### Exercise goal:
The pictures are to be left out when the listing below is reproduced word for word.

### Extracted entries:
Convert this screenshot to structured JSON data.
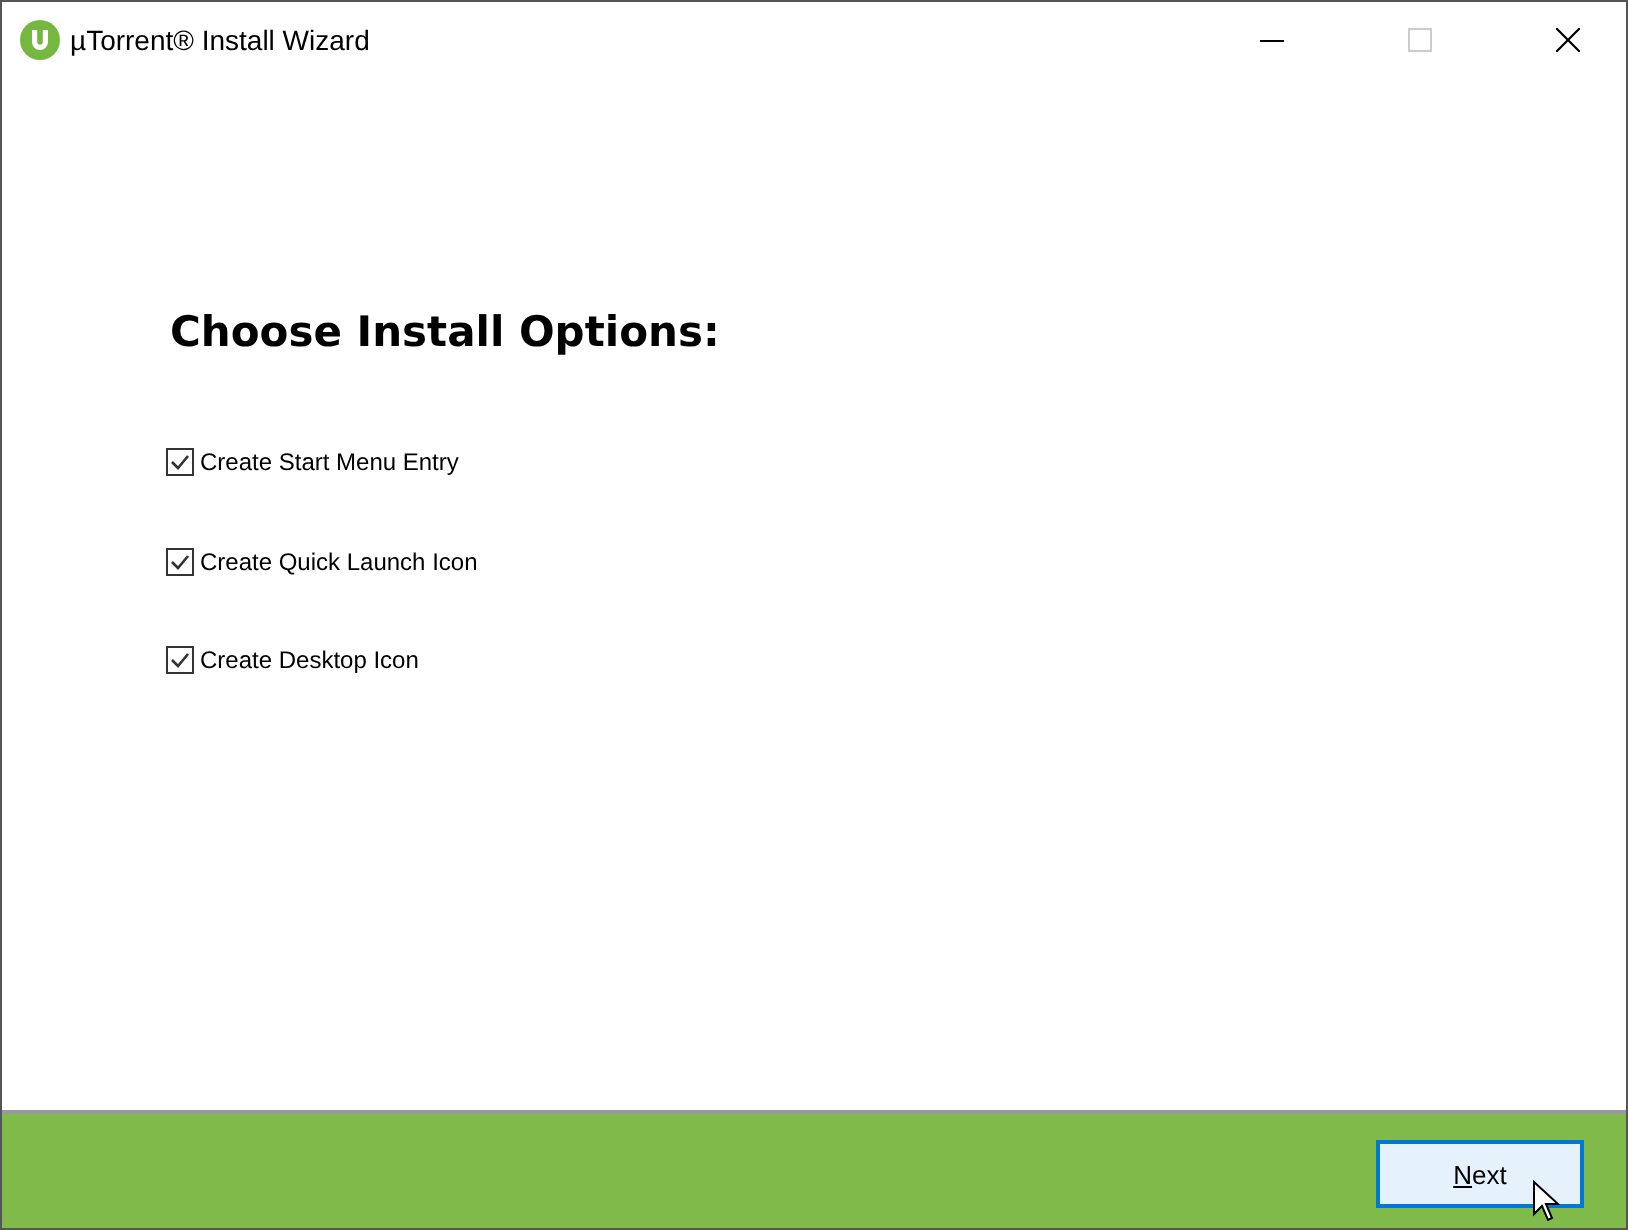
{
  "window": {
    "title": "µTorrent® Install Wizard"
  },
  "heading": "Choose Install Options:",
  "options": [
    {
      "label": "Create Start Menu Entry",
      "checked": true
    },
    {
      "label": "Create Quick Launch Icon",
      "checked": true
    },
    {
      "label": "Create Desktop Icon",
      "checked": true
    }
  ],
  "buttons": [
    {
      "label": "Next",
      "focused": true
    }
  ]
}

### Answer to this exercise:
Convert this screenshot to structured JSON data.
{
  "window": {
    "title": "µTorrent® Install Wizard"
  },
  "heading": "Choose Install Options:",
  "options": [
    {
      "label": "Create Start Menu Entry",
      "checked": true
    },
    {
      "label": "Create Quick Launch Icon",
      "checked": true
    },
    {
      "label": "Create Desktop Icon",
      "checked": true
    }
  ],
  "buttons": [
    {
      "label": "Next",
      "focused": true
    }
  ]
}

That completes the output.